Senior captain Kristyanna Remillard drives to the hoop against an opponent during the Abington vs. East Bridgewater Quarterfinals on March 2, 2019.

The Abington Girls Varsity Basketball Team played their last game of the season on March 5. For senior small forward Kristyanna Remillard, it was her last game playing for Abington High School. She donned her number 35 jersey and played her hardest in the tough 41-33 loss against Apponequet Regional High School.

This season was better than I could ever have expected. We accomplished so much with such a small team, but we had a lot of heart. I wouldn’t have wanted to end my final season with any other team.

— Kristyanna Remillard

Remillard began playing basketball when she was a fourth grader, and she credits her dad with getting her involved. She joined the AHS girls team in 2015 as a freshman, and has been a member ever since. This year, she was nominated as a South Shore League All Star, along with teammates Maureen Stanton (’19) and Lauren Keleher (’20). As captain, she led the team to an incredible record of 17-8.

She also played soccer all four years of high school, is a member of the Unified Sports program, is secretary of Student Council, and President of the Student Athlete Advisory Council (SAAC).

Playing for Abington has left Remillard with many memories that can only be made in a team sport. When asked about her favorite memory, she actually listed multiple.

“I’ll miss making new friends and getting hyped up with the girls before games. I’ll also miss surprising the whole league with how good of a team we were this year and that we shouldn’t be stepped on. When we won big games, Lauren Keleher and I would run into the locker room with our cameras and everyone would go crazy jumping up and down and yelling. Another memory was when Corin [Mahan] fell for like a minute straight in the game against Middleborough.”

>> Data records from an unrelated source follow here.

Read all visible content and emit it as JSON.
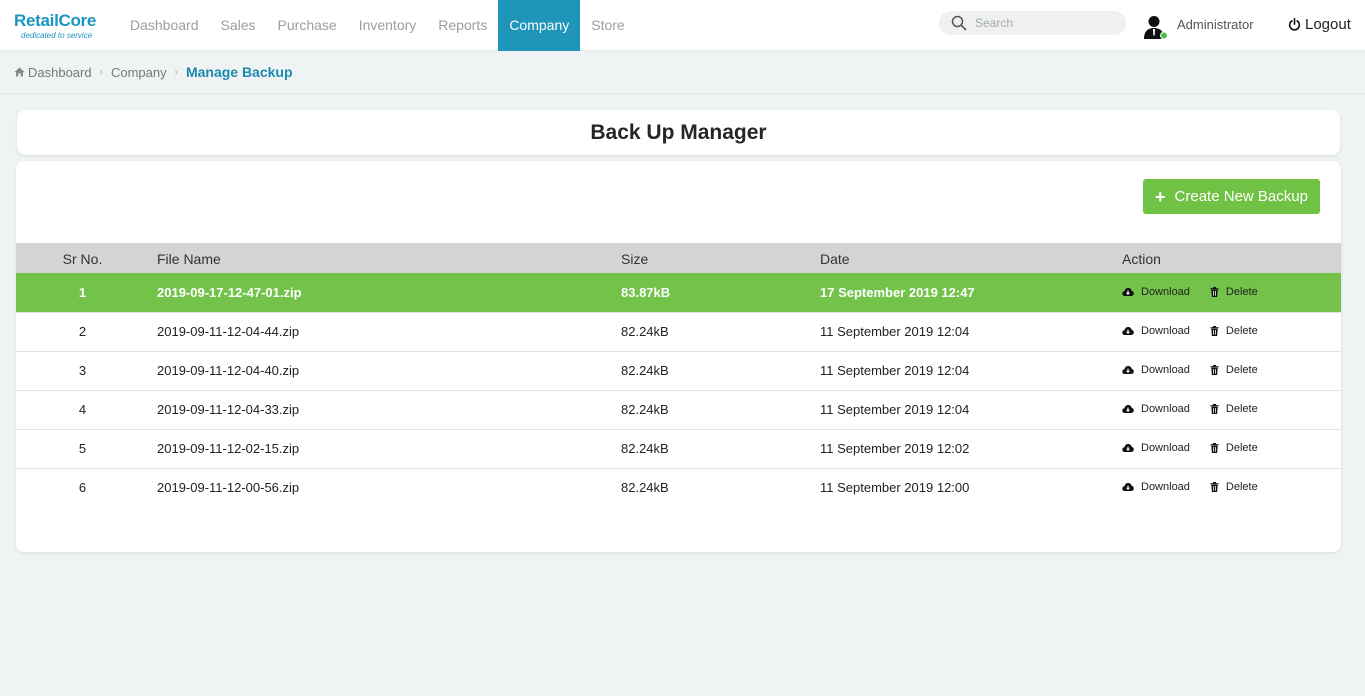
{
  "header": {
    "logo_main": "RetailCore",
    "logo_tagline": "dedicated to service",
    "nav": [
      {
        "label": "Dashboard",
        "active": false
      },
      {
        "label": "Sales",
        "active": false
      },
      {
        "label": "Purchase",
        "active": false
      },
      {
        "label": "Inventory",
        "active": false
      },
      {
        "label": "Reports",
        "active": false
      },
      {
        "label": "Company",
        "active": true
      },
      {
        "label": "Store",
        "active": false
      }
    ],
    "search_placeholder": "Search",
    "user_name": "Administrator",
    "logout_label": "Logout"
  },
  "breadcrumb": {
    "home": "Dashboard",
    "parent": "Company",
    "current": "Manage Backup"
  },
  "page": {
    "title": "Back Up Manager",
    "create_button": "Create New Backup"
  },
  "table": {
    "columns": [
      "Sr No.",
      "File Name",
      "Size",
      "Date",
      "Action"
    ],
    "download_label": "Download",
    "delete_label": "Delete",
    "rows": [
      {
        "sr": "1",
        "file": "2019-09-17-12-47-01.zip",
        "size": "83.87kB",
        "date": "17 September 2019 12:47",
        "highlight": true
      },
      {
        "sr": "2",
        "file": "2019-09-11-12-04-44.zip",
        "size": "82.24kB",
        "date": "11 September 2019 12:04",
        "highlight": false
      },
      {
        "sr": "3",
        "file": "2019-09-11-12-04-40.zip",
        "size": "82.24kB",
        "date": "11 September 2019 12:04",
        "highlight": false
      },
      {
        "sr": "4",
        "file": "2019-09-11-12-04-33.zip",
        "size": "82.24kB",
        "date": "11 September 2019 12:04",
        "highlight": false
      },
      {
        "sr": "5",
        "file": "2019-09-11-12-02-15.zip",
        "size": "82.24kB",
        "date": "11 September 2019 12:02",
        "highlight": false
      },
      {
        "sr": "6",
        "file": "2019-09-11-12-00-56.zip",
        "size": "82.24kB",
        "date": "11 September 2019 12:00",
        "highlight": false
      }
    ]
  },
  "colors": {
    "brand": "#1b95c2",
    "nav_active": "#1f95b9",
    "success": "#70c244",
    "highlight_row": "#73c34a"
  }
}
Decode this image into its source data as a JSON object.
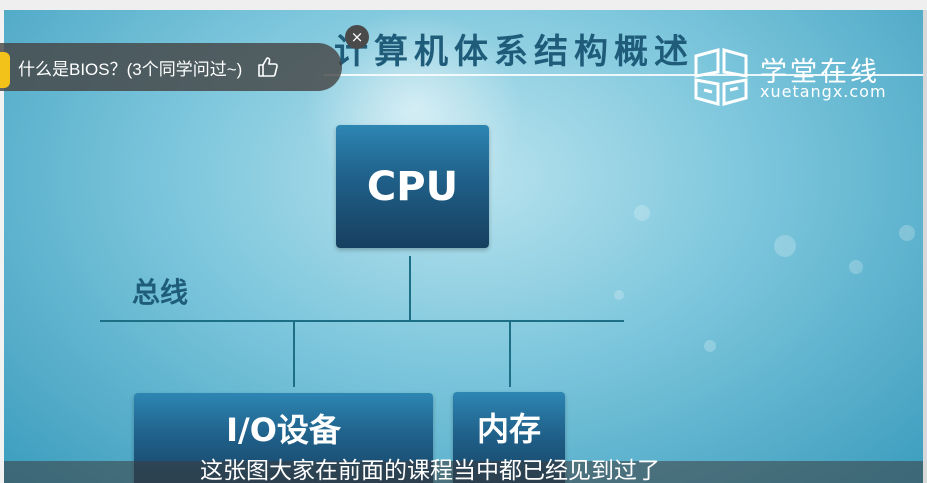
{
  "slide": {
    "title": "计算机体系结构概述",
    "logo": {
      "cn": "学堂在线",
      "en": "xuetangx.com"
    },
    "diagram": {
      "cpu_label": "CPU",
      "bus_label": "总线",
      "io_label": "I/O设备",
      "memory_label": "内存"
    },
    "subtitle": "这张图大家在前面的课程当中都已经见到过了"
  },
  "question_bubble": {
    "text": "什么是BIOS？(3个同学问过~)",
    "close_symbol": "×"
  },
  "colors": {
    "title": "#1e5c7a",
    "box_top": "#2d86b3",
    "box_bottom": "#173f5f",
    "line": "#1d6f86",
    "bubble_bg": "#464646"
  },
  "icons": [
    "close-icon",
    "thumbs-up-icon",
    "xuetangx-logo-icon"
  ]
}
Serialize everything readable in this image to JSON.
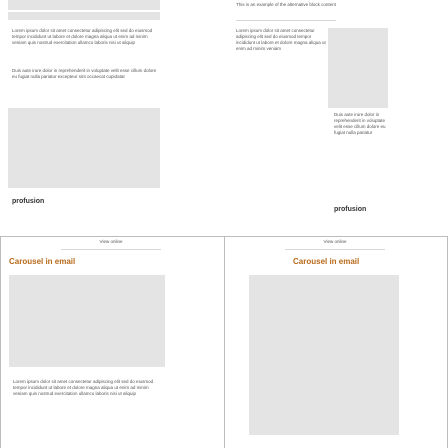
{
  "top_left": {
    "paragraph_1": "Lorem ipsum dolor sit amet consectetur adipiscing elit sed do eiusmod tempor incididunt ut labore et dolore magna aliqua ut enim ad minim veniam quis nostrud exercitation ullamco laboris nisi ut aliquip",
    "paragraph_2": "Duis aute irure dolor in reprehenderit in voluptate velit esse cillum dolore eu fugiat nulla pariatur excepteur sint occaecat cupidatat",
    "label": "profusion"
  },
  "top_right": {
    "caption": "This is an example of the alternative block content",
    "paragraph_1": "Lorem ipsum dolor sit amet consectetur adipiscing elit sed do eiusmod tempor incididunt ut labore et dolore magna aliqua ut enim ad minim veniam",
    "paragraph_2": "Duis aute irure dolor in reprehenderit in voluptate velit esse cillum dolore eu fugiat nulla pariatur",
    "label": "profusion"
  },
  "bottom_left": {
    "caption": "View online",
    "title": "Carousel in email",
    "paragraph": "Lorem ipsum dolor sit amet consectetur adipiscing elit sed do eiusmod tempor incididunt ut labore et dolore magna aliqua ut enim ad minim veniam quis nostrud exercitation ullamco laboris nisi ut aliquip"
  },
  "bottom_right": {
    "caption": "View online",
    "title": "Carousel in email"
  },
  "colors": {
    "accent": "#b86a1a",
    "divider": "#bdbdbd",
    "placeholder": "#e4e4e4"
  }
}
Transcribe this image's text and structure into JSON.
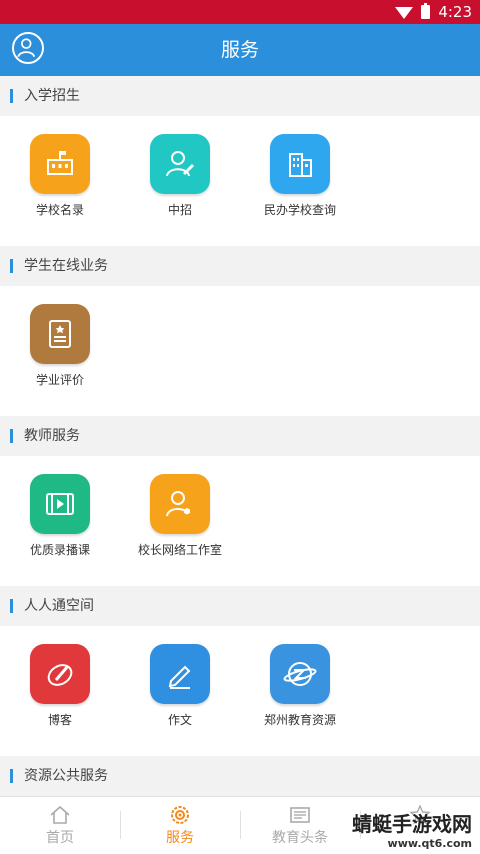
{
  "status_bar": {
    "time": "4:23"
  },
  "header": {
    "title": "服务"
  },
  "sections": [
    {
      "title": "入学招生",
      "items": [
        {
          "label": "学校名录",
          "icon": "school-icon",
          "color": "#f7a21b"
        },
        {
          "label": "中招",
          "icon": "user-edit-icon",
          "color": "#21c7c3"
        },
        {
          "label": "民办学校查询",
          "icon": "building-icon",
          "color": "#2ea7ee"
        }
      ]
    },
    {
      "title": "学生在线业务",
      "items": [
        {
          "label": "学业评价",
          "icon": "certificate-icon",
          "color": "#b07a3e"
        }
      ]
    },
    {
      "title": "教师服务",
      "items": [
        {
          "label": "优质录播课",
          "icon": "video-icon",
          "color": "#1fb986"
        },
        {
          "label": "校长网络工作室",
          "icon": "principal-icon",
          "color": "#f7a21b"
        }
      ]
    },
    {
      "title": "人人通空间",
      "items": [
        {
          "label": "博客",
          "icon": "blog-icon",
          "color": "#e0383b"
        },
        {
          "label": "作文",
          "icon": "pencil-icon",
          "color": "#2f8fe0"
        },
        {
          "label": "郑州教育资源",
          "icon": "globe-icon",
          "color": "#3a93de"
        }
      ]
    },
    {
      "title": "资源公共服务",
      "items": []
    }
  ],
  "tabs": [
    {
      "label": "首页",
      "icon": "home-icon"
    },
    {
      "label": "服务",
      "icon": "service-icon",
      "active": true
    },
    {
      "label": "教育头条",
      "icon": "news-icon"
    },
    {
      "label": "",
      "icon": "star-icon"
    }
  ],
  "watermark": {
    "text": "蜻蜓手游戏网",
    "url": "www.qt6.com"
  }
}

The girls team came off of a promising 2017-18 season, with a record of 13-9. Remillard believed she and her team could do even better than that in the upcoming season. She stated that she wanted to “rebound more and play better defense. I worked on those two things all season instead of just focusing on offense.” The team as a whole wanted to “make tournament, win the league, and beat our record from last year. Thankfully, we accomplished all of those goals.

Even though she wasn’t a state champion, Remillard took away very valuable advice and life skills from the game she knows so well. She specified a playoff situation where she was told, “Offense wins games and defense wins championships. Although this year we didn’t make it to the championship, our defense won us the East Bridgewater game and got us to the semi-finals.”

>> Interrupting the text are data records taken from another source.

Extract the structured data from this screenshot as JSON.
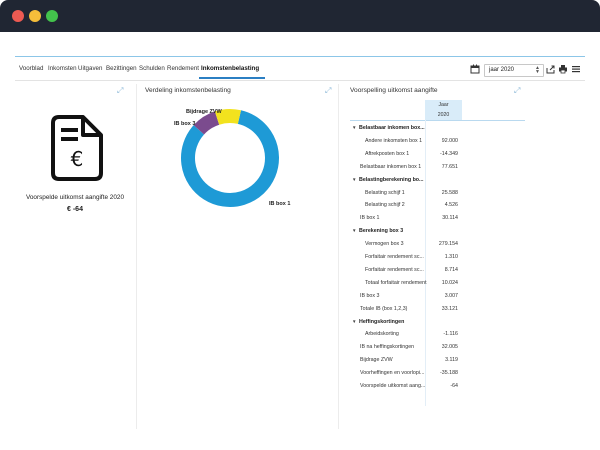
{
  "window": {
    "dots": [
      {
        "name": "close",
        "color": "#ed5a52"
      },
      {
        "name": "minimize",
        "color": "#f5bd3a"
      },
      {
        "name": "maximize",
        "color": "#43c24c"
      }
    ]
  },
  "nav": {
    "tabs": [
      {
        "label": "Voorblad"
      },
      {
        "label": "Inkomsten"
      },
      {
        "label": "Uitgaven"
      },
      {
        "label": "Bezittingen"
      },
      {
        "label": "Schulden"
      },
      {
        "label": "Rendement"
      },
      {
        "label": "Inkomstenbelasting",
        "active": true
      }
    ],
    "year_select": "jaar 2020"
  },
  "left_panel": {
    "label": "Voorspelde uitkomst aangifte  2020",
    "value": "€ -64",
    "icon": "euro-document-icon"
  },
  "middle_panel": {
    "title": "Verdeling inkomstenbelasting"
  },
  "chart_data": {
    "type": "pie",
    "donut": true,
    "labels": [
      "IB box 1",
      "IB box 3",
      "Bijdrage ZVW"
    ],
    "values": [
      30.114,
      3.007,
      3.119
    ],
    "colors": [
      "#1e9ad6",
      "#7b4b8e",
      "#f2e21e"
    ]
  },
  "right_panel": {
    "title": "Voorspelling uitkomst aangifte",
    "column_header": "Jaar",
    "column_year": "2020",
    "rows": [
      {
        "label": "Belastbaar inkomen box...",
        "value": "",
        "level": 0,
        "group": true
      },
      {
        "label": "Andere inkomsten box 1",
        "value": "92.000",
        "level": 2
      },
      {
        "label": "Aftrekposten box 1",
        "value": "-14.349",
        "level": 2
      },
      {
        "label": "Belastbaar inkomen box 1",
        "value": "77.651",
        "level": 1
      },
      {
        "label": "Belastingberekening bo...",
        "value": "",
        "level": 0,
        "group": true
      },
      {
        "label": "Belasting schijf 1",
        "value": "25.588",
        "level": 2
      },
      {
        "label": "Belasting schijf 2",
        "value": "4.526",
        "level": 2
      },
      {
        "label": "IB box 1",
        "value": "30.114",
        "level": 1
      },
      {
        "label": "Berekening box 3",
        "value": "",
        "level": 0,
        "group": true
      },
      {
        "label": "Vermogen box 3",
        "value": "279.154",
        "level": 2
      },
      {
        "label": "Forfaitair rendement sc...",
        "value": "1.310",
        "level": 2
      },
      {
        "label": "Forfaitair rendement sc...",
        "value": "8.714",
        "level": 2
      },
      {
        "label": "Totaal forfaitair rendement",
        "value": "10.024",
        "level": 2
      },
      {
        "label": "IB box 3",
        "value": "3.007",
        "level": 1
      },
      {
        "label": "Totale IB (box 1,2,3)",
        "value": "33.121",
        "level": 1
      },
      {
        "label": "Heffingskortingen",
        "value": "",
        "level": 0,
        "group": true
      },
      {
        "label": "Arbeidskorting",
        "value": "-1.116",
        "level": 2
      },
      {
        "label": "IB na heffingskortingen",
        "value": "32.005",
        "level": 1
      },
      {
        "label": "Bijdrage ZVW",
        "value": "3.119",
        "level": 1
      },
      {
        "label": "Voorheffingen en voorlopi...",
        "value": "-35.188",
        "level": 1
      },
      {
        "label": "Voorspelde uitkomst aang...",
        "value": "-64",
        "level": 1
      }
    ]
  }
}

Her teammates and coaches also taught her a thing or two that she could use on and off the court. “They have taught me how to be a better person in and out of school. They have taught me how to be hardworking and dedicated. They taught me how to not be selfish and work together with people, which will be helpful later on in my life.”

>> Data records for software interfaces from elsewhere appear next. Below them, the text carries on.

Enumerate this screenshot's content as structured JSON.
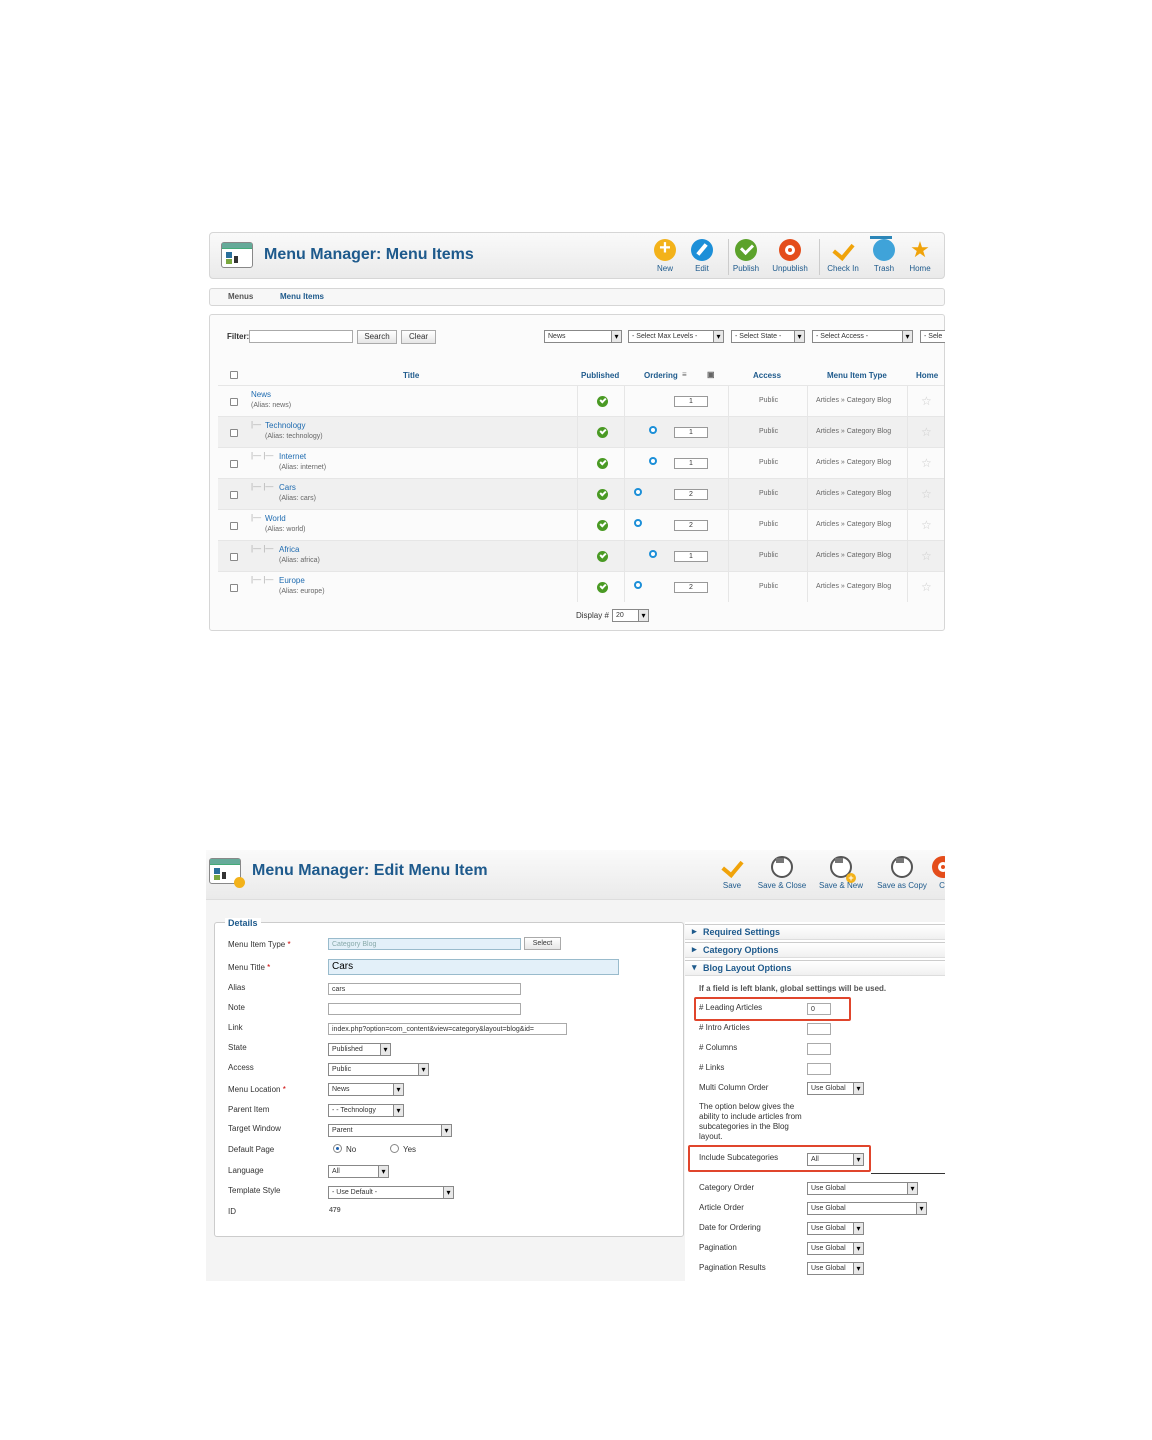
{
  "list_screen": {
    "title": "Menu Manager: Menu Items",
    "toolbar": [
      {
        "label": "New",
        "icon": "new-icon"
      },
      {
        "label": "Edit",
        "icon": "edit-icon"
      },
      {
        "label": "Publish",
        "icon": "publish-icon"
      },
      {
        "label": "Unpublish",
        "icon": "unpublish-icon"
      },
      {
        "label": "Check In",
        "icon": "check-in-icon"
      },
      {
        "label": "Trash",
        "icon": "trash-icon"
      },
      {
        "label": "Home",
        "icon": "home-star-icon"
      }
    ],
    "submenu": {
      "menus": "Menus",
      "menu_items": "Menu Items"
    },
    "filter": {
      "label": "Filter:",
      "value": "",
      "search_button": "Search",
      "clear_button": "Clear",
      "menu_select": "News",
      "max_levels_select": "- Select Max Levels -",
      "state_select": "- Select State -",
      "access_select": "- Select Access -",
      "language_select": "- Sele"
    },
    "columns": {
      "title": "Title",
      "published": "Published",
      "ordering": "Ordering",
      "access": "Access",
      "type": "Menu Item Type",
      "home": "Home"
    },
    "rows": [
      {
        "title": "News",
        "alias": "(Alias: news)",
        "tree": "",
        "order": "1",
        "access": "Public",
        "type": "Articles » Category Blog"
      },
      {
        "title": "Technology",
        "alias": "(Alias: technology)",
        "tree": "|—",
        "order": "1",
        "access": "Public",
        "type": "Articles » Category Blog"
      },
      {
        "title": "Internet",
        "alias": "(Alias: internet)",
        "tree": "|— |—",
        "order": "1",
        "access": "Public",
        "type": "Articles » Category Blog"
      },
      {
        "title": "Cars",
        "alias": "(Alias: cars)",
        "tree": "|— |—",
        "order": "2",
        "access": "Public",
        "type": "Articles » Category Blog"
      },
      {
        "title": "World",
        "alias": "(Alias: world)",
        "tree": "|—",
        "order": "2",
        "access": "Public",
        "type": "Articles » Category Blog"
      },
      {
        "title": "Africa",
        "alias": "(Alias: africa)",
        "tree": "|— |—",
        "order": "1",
        "access": "Public",
        "type": "Articles » Category Blog"
      },
      {
        "title": "Europe",
        "alias": "(Alias: europe)",
        "tree": "|— |—",
        "order": "2",
        "access": "Public",
        "type": "Articles » Category Blog"
      }
    ],
    "display": {
      "label": "Display #",
      "value": "20"
    }
  },
  "edit_screen": {
    "title": "Menu Manager: Edit Menu Item",
    "toolbar": [
      {
        "label": "Save",
        "icon": "save-checkmark-icon"
      },
      {
        "label": "Save & Close",
        "icon": "save-close-icon"
      },
      {
        "label": "Save & New",
        "icon": "save-new-icon"
      },
      {
        "label": "Save as Copy",
        "icon": "save-copy-icon"
      },
      {
        "label": "C",
        "icon": "close-icon"
      }
    ],
    "details": {
      "legend": "Details",
      "menu_item_type": {
        "label": "Menu Item Type",
        "value": "Category Blog",
        "button": "Select"
      },
      "menu_title": {
        "label": "Menu Title",
        "value": "Cars"
      },
      "alias": {
        "label": "Alias",
        "value": "cars"
      },
      "note": {
        "label": "Note",
        "value": ""
      },
      "link": {
        "label": "Link",
        "value": "index.php?option=com_content&view=category&layout=blog&id="
      },
      "state": {
        "label": "State",
        "value": "Published"
      },
      "access": {
        "label": "Access",
        "value": "Public"
      },
      "menu_location": {
        "label": "Menu Location",
        "value": "News"
      },
      "parent_item": {
        "label": "Parent Item",
        "value": "- - Technology"
      },
      "target_window": {
        "label": "Target Window",
        "value": "Parent"
      },
      "default_page": {
        "label": "Default Page",
        "no": "No",
        "yes": "Yes"
      },
      "language": {
        "label": "Language",
        "value": "All"
      },
      "template_style": {
        "label": "Template Style",
        "value": "- Use Default -"
      },
      "id": {
        "label": "ID",
        "value": "479"
      }
    },
    "options": {
      "required_settings": "Required Settings",
      "category_options": "Category Options",
      "blog_layout_options": "Blog Layout Options",
      "note": "If a field is left blank, global settings will be used.",
      "leading_articles": {
        "label": "# Leading Articles",
        "value": "0"
      },
      "intro_articles": {
        "label": "# Intro Articles",
        "value": ""
      },
      "columns": {
        "label": "# Columns",
        "value": ""
      },
      "links": {
        "label": "# Links",
        "value": ""
      },
      "multi_column_order": {
        "label": "Multi Column Order",
        "value": "Use Global"
      },
      "subcat_note": "The option below gives the ability to include articles from subcategories in the Blog layout.",
      "include_subcategories": {
        "label": "Include Subcategories",
        "value": "All"
      },
      "category_order": {
        "label": "Category Order",
        "value": "Use Global"
      },
      "article_order": {
        "label": "Article Order",
        "value": "Use Global"
      },
      "date_for_ordering": {
        "label": "Date for Ordering",
        "value": "Use Global"
      },
      "pagination": {
        "label": "Pagination",
        "value": "Use Global"
      },
      "pagination_results": {
        "label": "Pagination Results",
        "value": "Use Global"
      }
    }
  }
}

Now, someone as successful as Remillard may try to exemplify qualities of another player, a coach, or someone famous. That isn’t the case here. “The person I look up to most is not a famous athlete, but my dad,” she said. “He knew everything about basketball, he taught me the love of the game and taught me everything I know about basketball.”

Remillard is uncertain about playing basketball in college, but if she does, she hopes to play for Curry College in Milton, MA.

As she looked back on her final season with the Green Wave, it was clear she had no regrets.

“This season was better than I could ever have expected. We accomplished so much with such a small team, but we had a lot of heart. I wouldn’t have wanted to end my final season with any other team.”